Melvin Poe Dead at Ninety-Four
The world of American foxhunting lost one of its best-loved and most highly respected personalities with the passing of huntsman Melvin Poe on Saturday September 13, 2014. That’s the sad news. The good news is that Melvin was able to ride his horse and hunt his hounds to the very last year of his life.
In foxhunting circles he was referred to simply as Melvin. Everyone knew who you were talking about. He’s been a fixture in North American foxhunting for more than sixty years and a celebrated legend for most of that time. He’s immortalized in a dramatic oil painting by Wally Nall; he made the cover of UK’s Horse and Hound in 1991; he starred in Tom Davenport’s 1979 foxhunting video documentary, ‘Thoughts on Foxhunting’, narrated by Alexander Mackay-Smith; he was the subject for Peter Winant’s wonderful book, ‘Foxhunting with Melvin Poe’, The Derrydale Press 2002; and Melvin was inducted, along with his brother Albert, into the Huntsman’s Room at the Museum of Hounds and Hunting in Leesburg, Virginia.
Melvin grew up in the Virginia countryside. He was the boy to whom his friends turned to identify trees, birds, and animal tracks. His father, uncles, and brothers were all enthusiastic hound breeders and hunters. Melvin and his contemporaries represent a vanishing breed of countryman who knew the woodlands intimately and all the creatures therein. And baseball! Melvin and his brothers loved baseball and participated in organized league play into their adult years.
Born in Fauquier County, Virginia—the Old Dominion Hounds hunting country—Melvin lived there, except for a stint in the Army during World War II, throughout his entire life. In the Army he served as a Jeep mechanic and participated in the invasion of Normandy. Upon resuming civilian life, he missed out on a job as an auto mechanic and was hired instead by the Old Dominion Hounds, where he served as professional huntsman from 1948 to 1959 and for the 1961–1962 season. In 1964, he became the professional huntsman for the Orange County Hunt (VA) and continued in that role until 1991.
The Orange County pack of red ring-necked American hounds has long been one of North America’s premier packs, and a day in their superb hunting country south of Middleburg was always highly sought after by visiting sportsmen and women on both sides of the Atlantic. Melvin showed the best of sport and the best of humor to the famous, like Jacqueline Kennedy Onassis and Senator John Warner, to visiting sportsmen and women from all over the world, and to everyday foxhunters like me.

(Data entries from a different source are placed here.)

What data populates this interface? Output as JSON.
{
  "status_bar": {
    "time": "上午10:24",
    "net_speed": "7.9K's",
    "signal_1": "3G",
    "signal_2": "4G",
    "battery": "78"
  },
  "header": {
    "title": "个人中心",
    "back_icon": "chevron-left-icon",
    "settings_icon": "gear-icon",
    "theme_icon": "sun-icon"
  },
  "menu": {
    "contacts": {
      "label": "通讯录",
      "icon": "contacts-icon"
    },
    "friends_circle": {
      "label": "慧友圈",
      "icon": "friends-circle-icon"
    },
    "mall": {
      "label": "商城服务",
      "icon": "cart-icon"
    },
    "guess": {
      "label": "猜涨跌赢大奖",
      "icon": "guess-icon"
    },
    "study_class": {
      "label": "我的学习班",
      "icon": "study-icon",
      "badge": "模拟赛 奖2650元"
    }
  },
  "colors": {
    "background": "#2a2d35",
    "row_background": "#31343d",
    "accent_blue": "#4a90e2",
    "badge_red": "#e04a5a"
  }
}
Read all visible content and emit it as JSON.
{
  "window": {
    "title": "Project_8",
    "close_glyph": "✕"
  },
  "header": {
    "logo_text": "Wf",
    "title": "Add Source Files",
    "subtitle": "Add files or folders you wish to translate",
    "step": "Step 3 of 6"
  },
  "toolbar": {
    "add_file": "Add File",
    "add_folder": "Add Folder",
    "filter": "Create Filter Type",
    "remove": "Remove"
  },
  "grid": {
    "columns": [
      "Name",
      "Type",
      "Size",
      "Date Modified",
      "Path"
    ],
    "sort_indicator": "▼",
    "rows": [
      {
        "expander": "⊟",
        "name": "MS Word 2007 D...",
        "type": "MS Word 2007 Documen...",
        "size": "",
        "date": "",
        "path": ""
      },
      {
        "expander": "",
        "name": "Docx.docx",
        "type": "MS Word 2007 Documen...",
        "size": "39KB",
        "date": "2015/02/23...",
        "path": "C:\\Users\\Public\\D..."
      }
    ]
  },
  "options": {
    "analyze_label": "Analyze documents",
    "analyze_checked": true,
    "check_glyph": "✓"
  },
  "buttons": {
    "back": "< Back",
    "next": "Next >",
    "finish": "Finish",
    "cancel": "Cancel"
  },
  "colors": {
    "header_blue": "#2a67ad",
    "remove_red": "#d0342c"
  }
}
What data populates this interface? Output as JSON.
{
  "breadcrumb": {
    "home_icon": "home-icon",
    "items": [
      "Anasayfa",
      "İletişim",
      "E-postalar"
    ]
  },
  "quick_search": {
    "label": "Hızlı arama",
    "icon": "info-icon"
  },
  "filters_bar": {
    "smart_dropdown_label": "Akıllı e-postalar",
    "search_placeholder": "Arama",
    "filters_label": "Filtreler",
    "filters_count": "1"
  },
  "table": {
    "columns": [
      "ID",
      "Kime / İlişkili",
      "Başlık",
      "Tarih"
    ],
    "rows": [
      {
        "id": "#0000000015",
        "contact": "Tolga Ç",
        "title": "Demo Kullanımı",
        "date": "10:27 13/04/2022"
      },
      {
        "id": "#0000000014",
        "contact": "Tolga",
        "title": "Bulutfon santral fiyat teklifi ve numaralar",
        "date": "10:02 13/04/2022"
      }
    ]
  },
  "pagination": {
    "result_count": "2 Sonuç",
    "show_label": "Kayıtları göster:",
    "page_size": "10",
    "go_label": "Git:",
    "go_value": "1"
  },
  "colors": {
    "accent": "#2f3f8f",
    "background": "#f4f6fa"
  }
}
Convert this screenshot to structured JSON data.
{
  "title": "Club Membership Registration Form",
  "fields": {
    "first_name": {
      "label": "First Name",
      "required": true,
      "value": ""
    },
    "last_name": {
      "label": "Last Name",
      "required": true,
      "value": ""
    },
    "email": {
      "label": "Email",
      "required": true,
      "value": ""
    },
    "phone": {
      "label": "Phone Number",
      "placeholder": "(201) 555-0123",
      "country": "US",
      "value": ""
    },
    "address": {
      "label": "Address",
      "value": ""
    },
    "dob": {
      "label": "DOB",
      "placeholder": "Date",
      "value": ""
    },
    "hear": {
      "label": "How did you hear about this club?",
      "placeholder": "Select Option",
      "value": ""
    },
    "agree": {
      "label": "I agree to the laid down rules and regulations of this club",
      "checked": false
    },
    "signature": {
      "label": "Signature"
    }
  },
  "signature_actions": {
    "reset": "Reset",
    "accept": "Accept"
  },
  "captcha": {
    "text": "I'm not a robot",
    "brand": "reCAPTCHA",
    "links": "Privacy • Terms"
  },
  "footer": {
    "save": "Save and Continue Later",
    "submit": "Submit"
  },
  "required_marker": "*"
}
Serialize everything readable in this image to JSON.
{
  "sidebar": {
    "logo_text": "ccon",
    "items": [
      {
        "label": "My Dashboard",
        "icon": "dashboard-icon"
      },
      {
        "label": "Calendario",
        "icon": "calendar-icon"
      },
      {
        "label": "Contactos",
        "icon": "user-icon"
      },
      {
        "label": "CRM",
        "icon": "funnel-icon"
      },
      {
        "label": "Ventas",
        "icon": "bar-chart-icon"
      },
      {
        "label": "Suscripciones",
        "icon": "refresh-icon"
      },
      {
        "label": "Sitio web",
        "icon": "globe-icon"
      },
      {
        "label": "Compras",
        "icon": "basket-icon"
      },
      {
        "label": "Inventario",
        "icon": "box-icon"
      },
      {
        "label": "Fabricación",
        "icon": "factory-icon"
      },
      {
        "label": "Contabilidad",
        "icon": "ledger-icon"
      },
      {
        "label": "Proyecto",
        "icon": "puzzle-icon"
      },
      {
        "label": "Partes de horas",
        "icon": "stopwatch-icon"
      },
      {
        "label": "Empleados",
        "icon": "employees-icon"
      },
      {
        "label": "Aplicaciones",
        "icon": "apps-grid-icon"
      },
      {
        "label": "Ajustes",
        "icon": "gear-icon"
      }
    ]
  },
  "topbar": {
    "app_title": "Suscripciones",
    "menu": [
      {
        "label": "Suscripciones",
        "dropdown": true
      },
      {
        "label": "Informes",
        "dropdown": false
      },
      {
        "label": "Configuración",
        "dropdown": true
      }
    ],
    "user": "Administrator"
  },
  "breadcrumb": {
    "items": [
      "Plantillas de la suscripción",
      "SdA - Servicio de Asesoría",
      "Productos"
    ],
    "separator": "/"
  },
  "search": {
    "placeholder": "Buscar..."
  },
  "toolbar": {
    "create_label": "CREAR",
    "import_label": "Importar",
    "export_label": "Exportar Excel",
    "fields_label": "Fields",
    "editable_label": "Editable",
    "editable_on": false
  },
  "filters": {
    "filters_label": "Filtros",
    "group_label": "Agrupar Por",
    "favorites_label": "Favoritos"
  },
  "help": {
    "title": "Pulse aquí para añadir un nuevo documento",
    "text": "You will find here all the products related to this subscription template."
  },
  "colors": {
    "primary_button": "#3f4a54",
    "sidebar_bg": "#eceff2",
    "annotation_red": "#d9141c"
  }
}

He never scolded the field for turning a fox or foiling a line. “If my hounds can’t recover a line that’s been spoiled, the fault is mine,” he maintained. I certainly remember many great runs when visiting the Orange County, but what stands out most in my mind is how Melvin’s hounds adored him.
We’ve all seen huntsmen hustle their hounds back onto the hound truck after a hunt, the theory being: capture them while they’re still here. Not so, Melvin. After hunts at the Orange County, he just allowed hounds to hang out. They weren’t about to leave; they were where they wanted to be—with him. The door to the hound truck would remain open while Melvin offered his homemade wine to the foxhunters. Some hounds would climb in; others would lie on the ramp or at his feet outside. They were relaxed and happy, and, if they weren’t snoozing, their eyes followed his every move in complete adoration. That wasn’t training. No one, not even Melvin, can ‘train’ hounds to do that. That connection is made from somewhere deep inside.
After his retirement from Orange County, Melvin was pretty unhappy. Even his wife, Peggy, declared him to be more like a foxhound than any other creature. The former long-time chairman of the Orange County Hunt, the late George L. Ohrstrom, Jr. had the answer.
Mr. Ohrstrom owned a farm, Fassifern, deep in the Allegheny Mountains of Virginia, in the town of Warm Springs, Bath County. Mr. Ohrstrom realized that he was in a position to provide a new purpose for Melvin, so in 1992 he established his private pack, the Bath County Hounds.
For more than fifteen years, Melvin, and the Bath County Hounds showed a unique style of sport and hospitality to foxhunting guests in an old-fashioned American way. He always wanted the field close behind him, so they could see the action. I remember a reliable covert on a plateau above an old factory in Bath County where he would hold up his hounds and, like a symphony conductor, position the field in the best place to view the fox away.
Melvin continued to hunt his hounds from his home in Hume, Virginia, accompanied by relatives, neighbors, and friends almost to his very last days. He has given advice and assistance on hounds and hunting whenever requested to hunts all over the country, from Misty Morning Hounds in Florida to the Long Lake Hounds in Minnesota. With Melvin Poe gone, a big empty space is left in America’s foxhunting world.